The Fifth Sunday of Easter at St. Peter & St. William Parishes in Naples, FL

 5 Easter Sunday

29 April 2018 at St. Peter the Apostle and St. William Churches in Naples, FL

Acts of the Apostles 9, 26-31 + Psalm 22 + 1 John 3, 18-24 + John 15, 1-8

Jesus never wrote, composed, or built anything. What he left behind was a community. His whole life and mission was about relationships, bringing us to share his relationship with the Father. Whenever there was something that kept people apart from one another it had to go. Martha and Mary lost their brother Lazarus. Two women on their own in that culture was a disaster. So, Jesus called Lazarus back. A widow is about to bury her only son. Jesus raises that boy and gives him back to his mother. Over and over again the Gospels give us examples of Jesus restoring and building community.

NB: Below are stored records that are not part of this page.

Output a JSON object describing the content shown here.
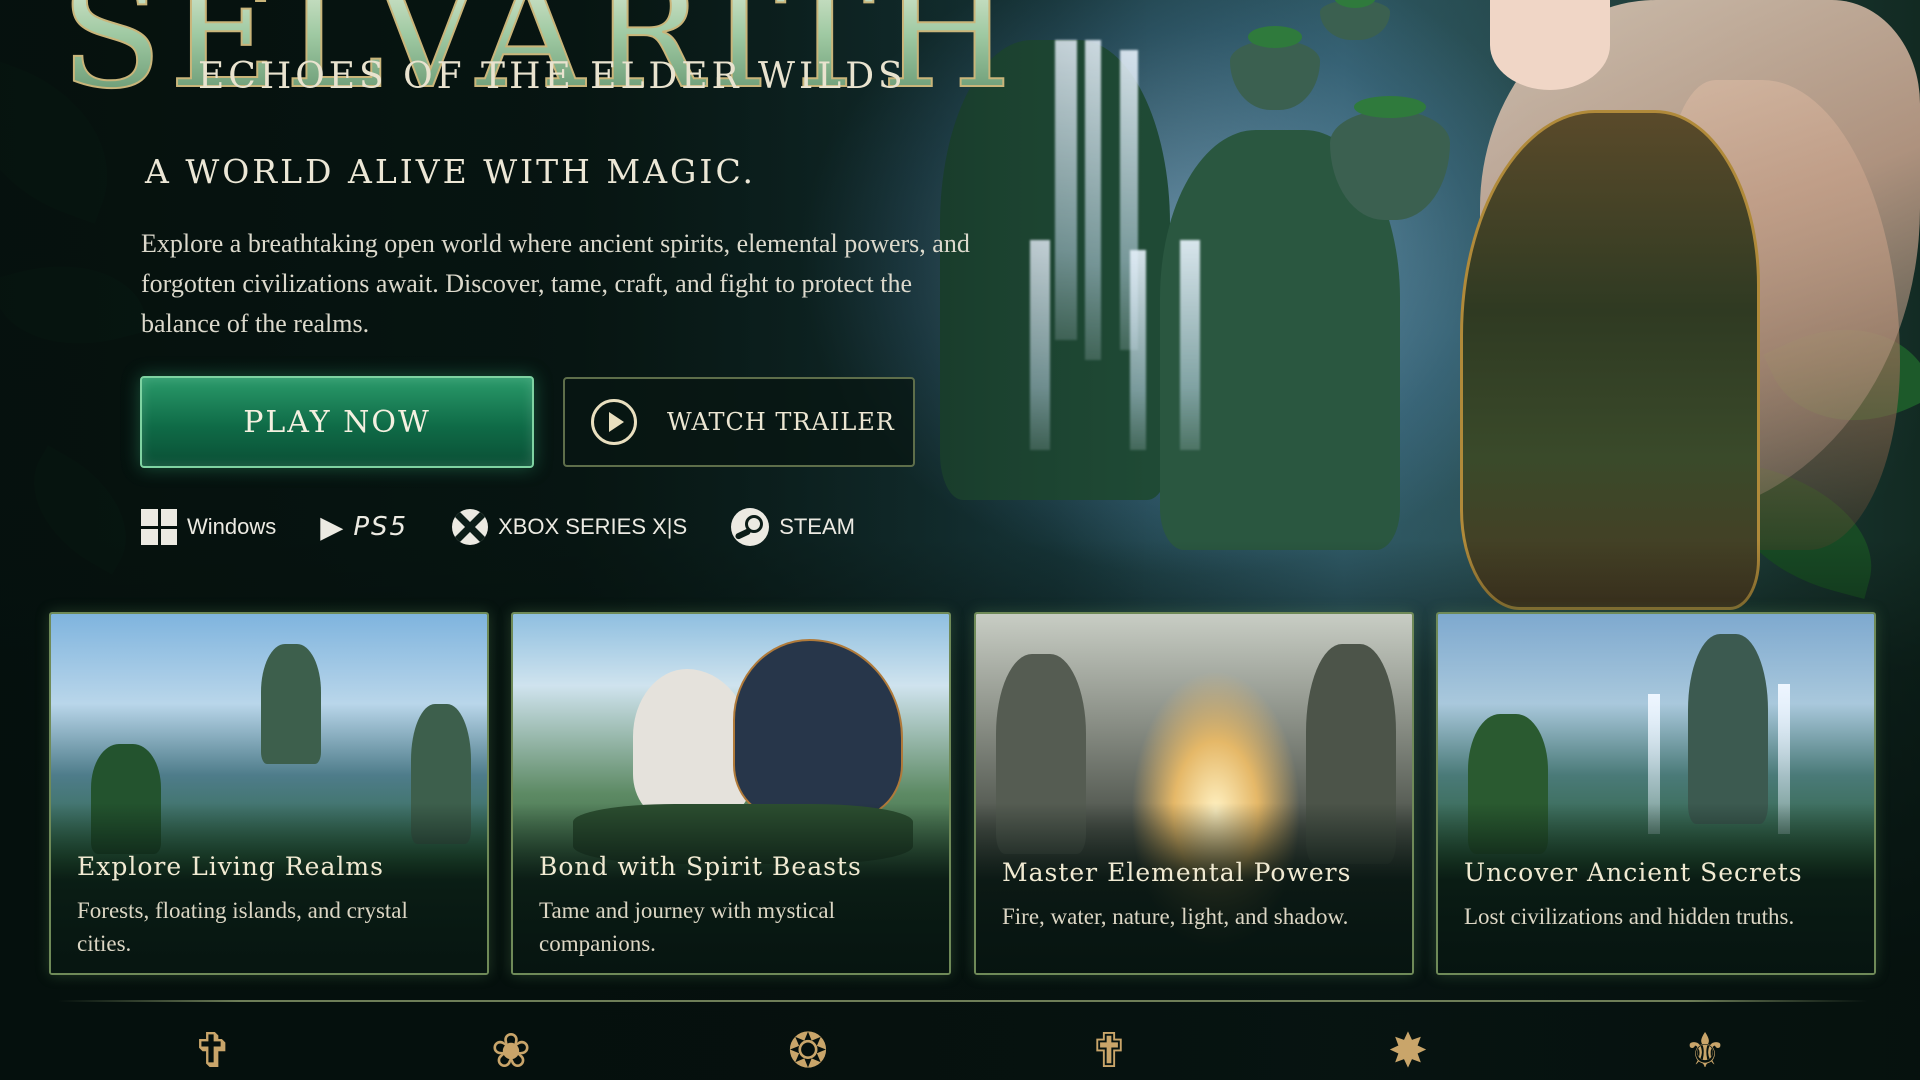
{
  "hero": {
    "logo_text": "SELVARITH",
    "subtitle": "ECHOES OF THE ELDER WILDS",
    "tagline": "A  WORLD ALIVE WITH MAGIC.",
    "description": "Explore a breathtaking open world where ancient spirits, elemental powers, and forgotten civilizations await. Discover, tame, craft, and fight to protect the balance of the realms."
  },
  "buttons": {
    "play_label": "PLAY NOW",
    "trailer_label": "WATCH TRAILER"
  },
  "platforms": {
    "windows": "Windows",
    "ps5": "PS5",
    "xbox": "XBOX SERIES X|S",
    "steam": "STEAM"
  },
  "cards": [
    {
      "title": "Explore Living Realms",
      "desc": "Forests, floating islands, and crystal cities."
    },
    {
      "title": "Bond with Spirit Beasts",
      "desc": "Tame and journey with mystical companions."
    },
    {
      "title": "Master Elemental Powers",
      "desc": "Fire, water, nature, light, and shadow."
    },
    {
      "title": "Uncover Ancient Secrets",
      "desc": "Lost civilizations and hidden truths."
    }
  ],
  "bottom_icons": [
    "bow-emblem-icon",
    "antler-emblem-icon",
    "flame-emblem-icon",
    "staff-emblem-icon",
    "tree-emblem-icon",
    "crest-emblem-icon"
  ],
  "colors": {
    "accent_green": "#1f8a5e",
    "gold": "#c9a56a",
    "background": "#071411"
  }
}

On the last night he spent with his friends and disciples, after washing their feet and sharing a meal and prayer, he walked with some of them out to a garden knowing that things were falling apart. He knew that they would scatter and run, hide, and deny him. He knew that betrayals would splinter the relationship he has enjoyed with them. He walked in the darkness of that night through a vineyard on the way to an olive garden, stopped and spoke the words we have just repeated. “Without me, you can do nothing.”

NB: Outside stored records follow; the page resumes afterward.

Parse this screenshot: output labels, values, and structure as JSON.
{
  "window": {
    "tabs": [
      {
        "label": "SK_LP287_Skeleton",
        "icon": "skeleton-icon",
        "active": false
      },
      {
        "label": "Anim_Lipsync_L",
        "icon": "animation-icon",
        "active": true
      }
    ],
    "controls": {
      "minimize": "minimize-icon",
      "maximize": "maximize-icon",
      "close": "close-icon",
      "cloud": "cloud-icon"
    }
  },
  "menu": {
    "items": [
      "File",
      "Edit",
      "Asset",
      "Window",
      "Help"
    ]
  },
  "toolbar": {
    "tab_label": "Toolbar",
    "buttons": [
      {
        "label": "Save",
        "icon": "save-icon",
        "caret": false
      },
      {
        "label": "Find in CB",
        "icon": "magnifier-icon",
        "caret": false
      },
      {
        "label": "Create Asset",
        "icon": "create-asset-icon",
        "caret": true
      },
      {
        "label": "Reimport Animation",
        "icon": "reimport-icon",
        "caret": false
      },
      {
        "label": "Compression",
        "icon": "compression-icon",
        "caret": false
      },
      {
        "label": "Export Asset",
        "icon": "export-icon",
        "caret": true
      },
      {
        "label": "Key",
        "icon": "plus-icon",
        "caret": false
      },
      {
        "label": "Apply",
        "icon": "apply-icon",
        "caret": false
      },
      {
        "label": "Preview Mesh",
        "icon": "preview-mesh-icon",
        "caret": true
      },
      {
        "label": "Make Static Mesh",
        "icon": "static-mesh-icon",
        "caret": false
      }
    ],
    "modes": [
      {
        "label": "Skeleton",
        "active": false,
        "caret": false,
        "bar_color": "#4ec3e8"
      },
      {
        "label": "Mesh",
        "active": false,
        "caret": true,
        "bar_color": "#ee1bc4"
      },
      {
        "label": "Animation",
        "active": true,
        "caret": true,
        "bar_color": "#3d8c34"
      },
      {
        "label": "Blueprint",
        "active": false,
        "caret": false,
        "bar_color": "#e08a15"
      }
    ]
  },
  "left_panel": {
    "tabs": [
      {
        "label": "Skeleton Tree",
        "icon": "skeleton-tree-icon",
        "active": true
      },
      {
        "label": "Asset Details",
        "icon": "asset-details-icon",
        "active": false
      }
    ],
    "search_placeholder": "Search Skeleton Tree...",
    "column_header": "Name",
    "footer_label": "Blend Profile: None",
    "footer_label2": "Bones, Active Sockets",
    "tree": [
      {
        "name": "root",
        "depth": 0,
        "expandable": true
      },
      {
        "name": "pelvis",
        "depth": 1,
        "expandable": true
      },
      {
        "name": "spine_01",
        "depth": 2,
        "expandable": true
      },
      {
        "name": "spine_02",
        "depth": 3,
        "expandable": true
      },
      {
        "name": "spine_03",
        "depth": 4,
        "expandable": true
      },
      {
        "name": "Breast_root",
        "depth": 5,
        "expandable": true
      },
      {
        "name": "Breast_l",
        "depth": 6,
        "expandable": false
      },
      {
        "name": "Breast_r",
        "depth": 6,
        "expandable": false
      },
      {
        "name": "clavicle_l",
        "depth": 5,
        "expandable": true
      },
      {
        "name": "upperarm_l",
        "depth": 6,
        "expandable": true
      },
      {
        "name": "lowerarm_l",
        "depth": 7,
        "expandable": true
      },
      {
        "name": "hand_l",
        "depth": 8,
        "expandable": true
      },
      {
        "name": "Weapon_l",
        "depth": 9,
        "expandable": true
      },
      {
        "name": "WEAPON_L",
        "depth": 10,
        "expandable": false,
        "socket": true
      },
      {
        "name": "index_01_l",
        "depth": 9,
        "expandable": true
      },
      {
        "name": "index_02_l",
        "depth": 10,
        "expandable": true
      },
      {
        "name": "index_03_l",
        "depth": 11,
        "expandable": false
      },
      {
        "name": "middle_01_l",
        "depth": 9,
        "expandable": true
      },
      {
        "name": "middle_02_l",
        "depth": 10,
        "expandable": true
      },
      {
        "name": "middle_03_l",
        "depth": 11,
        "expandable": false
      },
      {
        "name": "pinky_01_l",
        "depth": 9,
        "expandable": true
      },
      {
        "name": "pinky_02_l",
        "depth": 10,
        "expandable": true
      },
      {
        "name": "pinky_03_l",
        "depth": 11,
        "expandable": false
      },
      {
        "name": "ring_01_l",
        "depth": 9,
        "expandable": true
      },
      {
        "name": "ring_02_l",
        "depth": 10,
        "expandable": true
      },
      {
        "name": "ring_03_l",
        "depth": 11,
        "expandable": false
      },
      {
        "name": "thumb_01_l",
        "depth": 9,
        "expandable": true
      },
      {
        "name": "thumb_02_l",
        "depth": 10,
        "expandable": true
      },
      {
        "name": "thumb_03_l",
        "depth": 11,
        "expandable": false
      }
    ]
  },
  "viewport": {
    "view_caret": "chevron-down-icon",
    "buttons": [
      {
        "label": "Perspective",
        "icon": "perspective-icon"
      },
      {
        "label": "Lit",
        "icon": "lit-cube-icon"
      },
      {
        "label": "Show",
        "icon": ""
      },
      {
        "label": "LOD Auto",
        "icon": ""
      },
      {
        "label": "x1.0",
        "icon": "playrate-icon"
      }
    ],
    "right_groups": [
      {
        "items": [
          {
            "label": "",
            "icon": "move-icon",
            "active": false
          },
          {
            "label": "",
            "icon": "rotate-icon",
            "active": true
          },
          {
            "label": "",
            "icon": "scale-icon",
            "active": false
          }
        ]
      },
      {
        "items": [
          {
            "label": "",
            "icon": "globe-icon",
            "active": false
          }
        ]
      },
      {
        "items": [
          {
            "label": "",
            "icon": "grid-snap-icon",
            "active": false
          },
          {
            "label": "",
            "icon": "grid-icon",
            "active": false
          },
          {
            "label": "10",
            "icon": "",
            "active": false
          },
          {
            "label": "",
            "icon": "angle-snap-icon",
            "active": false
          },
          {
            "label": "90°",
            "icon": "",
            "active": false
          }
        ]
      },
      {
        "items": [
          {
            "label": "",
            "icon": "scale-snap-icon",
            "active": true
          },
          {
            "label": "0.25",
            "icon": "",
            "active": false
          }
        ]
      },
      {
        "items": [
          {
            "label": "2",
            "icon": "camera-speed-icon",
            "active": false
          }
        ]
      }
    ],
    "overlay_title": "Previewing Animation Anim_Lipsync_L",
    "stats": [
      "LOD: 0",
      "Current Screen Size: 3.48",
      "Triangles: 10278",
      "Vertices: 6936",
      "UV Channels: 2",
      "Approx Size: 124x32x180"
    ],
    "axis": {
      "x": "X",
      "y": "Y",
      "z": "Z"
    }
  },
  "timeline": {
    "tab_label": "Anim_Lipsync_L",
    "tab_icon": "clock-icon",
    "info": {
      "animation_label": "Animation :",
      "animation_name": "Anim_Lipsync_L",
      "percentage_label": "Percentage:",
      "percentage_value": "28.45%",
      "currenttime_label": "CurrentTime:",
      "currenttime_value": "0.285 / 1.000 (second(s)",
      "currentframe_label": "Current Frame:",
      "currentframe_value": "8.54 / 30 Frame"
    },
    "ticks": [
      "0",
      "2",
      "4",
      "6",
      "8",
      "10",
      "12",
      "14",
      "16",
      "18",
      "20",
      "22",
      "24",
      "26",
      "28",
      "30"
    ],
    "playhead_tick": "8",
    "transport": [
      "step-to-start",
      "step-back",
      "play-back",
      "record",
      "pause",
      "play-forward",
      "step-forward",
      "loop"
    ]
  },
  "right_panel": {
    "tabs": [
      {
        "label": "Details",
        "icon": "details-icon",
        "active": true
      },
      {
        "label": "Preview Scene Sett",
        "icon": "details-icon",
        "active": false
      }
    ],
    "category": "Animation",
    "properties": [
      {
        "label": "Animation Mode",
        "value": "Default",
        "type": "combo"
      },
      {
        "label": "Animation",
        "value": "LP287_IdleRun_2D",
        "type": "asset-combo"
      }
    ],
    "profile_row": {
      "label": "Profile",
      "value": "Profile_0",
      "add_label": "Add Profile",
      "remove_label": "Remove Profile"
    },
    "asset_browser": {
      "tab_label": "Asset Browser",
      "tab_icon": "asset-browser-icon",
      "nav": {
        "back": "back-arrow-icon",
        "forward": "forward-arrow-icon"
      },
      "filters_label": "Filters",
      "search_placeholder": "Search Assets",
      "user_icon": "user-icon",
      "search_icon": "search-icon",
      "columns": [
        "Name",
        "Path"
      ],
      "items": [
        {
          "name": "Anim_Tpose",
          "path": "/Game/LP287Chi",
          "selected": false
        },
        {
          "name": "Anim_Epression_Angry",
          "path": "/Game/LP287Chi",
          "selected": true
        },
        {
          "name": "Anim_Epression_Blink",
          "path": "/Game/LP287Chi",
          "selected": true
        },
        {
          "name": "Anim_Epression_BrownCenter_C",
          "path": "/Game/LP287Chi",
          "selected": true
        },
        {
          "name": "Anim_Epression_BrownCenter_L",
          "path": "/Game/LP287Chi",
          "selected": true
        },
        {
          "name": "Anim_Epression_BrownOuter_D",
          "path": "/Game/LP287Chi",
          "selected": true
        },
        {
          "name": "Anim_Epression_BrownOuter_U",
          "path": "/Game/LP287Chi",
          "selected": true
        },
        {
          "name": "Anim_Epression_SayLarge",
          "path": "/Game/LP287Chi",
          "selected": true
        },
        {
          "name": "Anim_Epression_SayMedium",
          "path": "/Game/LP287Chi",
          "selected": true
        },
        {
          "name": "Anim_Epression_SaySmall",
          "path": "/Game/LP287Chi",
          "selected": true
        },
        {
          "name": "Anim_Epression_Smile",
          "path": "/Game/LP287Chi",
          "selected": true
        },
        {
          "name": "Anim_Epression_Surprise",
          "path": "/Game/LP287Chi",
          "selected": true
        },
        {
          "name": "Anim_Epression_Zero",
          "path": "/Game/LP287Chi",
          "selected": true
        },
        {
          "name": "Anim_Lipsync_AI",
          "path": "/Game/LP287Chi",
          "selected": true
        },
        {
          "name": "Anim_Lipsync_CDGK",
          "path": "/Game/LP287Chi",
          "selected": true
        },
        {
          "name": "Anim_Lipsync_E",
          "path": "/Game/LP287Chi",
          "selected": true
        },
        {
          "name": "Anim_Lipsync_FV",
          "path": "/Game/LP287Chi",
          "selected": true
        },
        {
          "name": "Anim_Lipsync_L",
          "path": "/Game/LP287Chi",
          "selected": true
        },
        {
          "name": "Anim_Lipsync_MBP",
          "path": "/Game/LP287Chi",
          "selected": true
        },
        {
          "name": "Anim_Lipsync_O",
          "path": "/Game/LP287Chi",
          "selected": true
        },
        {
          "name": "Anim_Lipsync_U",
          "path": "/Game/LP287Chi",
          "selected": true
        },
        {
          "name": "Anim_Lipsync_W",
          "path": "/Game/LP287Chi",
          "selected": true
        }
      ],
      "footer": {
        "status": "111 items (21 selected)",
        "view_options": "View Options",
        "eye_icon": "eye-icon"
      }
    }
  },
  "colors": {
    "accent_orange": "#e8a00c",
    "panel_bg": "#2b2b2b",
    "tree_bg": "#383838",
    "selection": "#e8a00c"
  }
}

Of all the sayings of Jesus, there is probably nothing said that is more challenging and difficult for our age than those six words. A do-it-yourself age, with all the independent individualists of our time must find this very hard to take. A world of isolation politically or spiritually will not fit with this gospel. If we are disciple of Jesus Christ, we are connected, mutually dependent, and responsible. Yet there is evidence everywhere still fresh in our memories that a lot of people think otherwise. They want to go it alone. They want to be “spiritual” but claim no faith community or relationships. Where are all those people who crammed themselves into this place five weeks ago? The truth is, people are leaving. Our young people walk off thinking what? That they can do something that matters without Jesus Christ? That they can make a difference in this world by themselves? I don’t believe they can. They may make a lot of money, but the world they leave behind will be a wreck, dirty, and uninhabitable.

We sit here all too often unmoved by this. We feel sad and wonder why or we blame someone else, and in this behavior, there lies the problem. Too few of us have ever done anything to call them back, to speak of our need for them, or of our feelings about their absence in the spirit of this Gospel. Too few of take very seriously the importance of their presence here. For them, Mass is a matter of convenience not commitment. This Gospel reminds us: “Without me you can do nothing.”

However, this Gospel says nothing to those who are gone; but it says plenty to those of us who are here about why we are here and what we become because of it. In the end, the absence of everyone else must come as a challenge to us about how seriously, personally, and faithfully we have bound ourselves to Jesus Christ in his Church. His work of building community, healing what is broken, and finding the lost continues for us a Church. This is a lonely world filled with people longing for relationships and connections. Facebook, Twitter, and all that electronic stuff is never a substitute for real communion, for the look and the touch of a real loving person standing beside us or behind us ready to pick us up when we fall or forgive us when we offend and fail. By this, the Father will be glorified, and we shall bear much fruit.

tboyer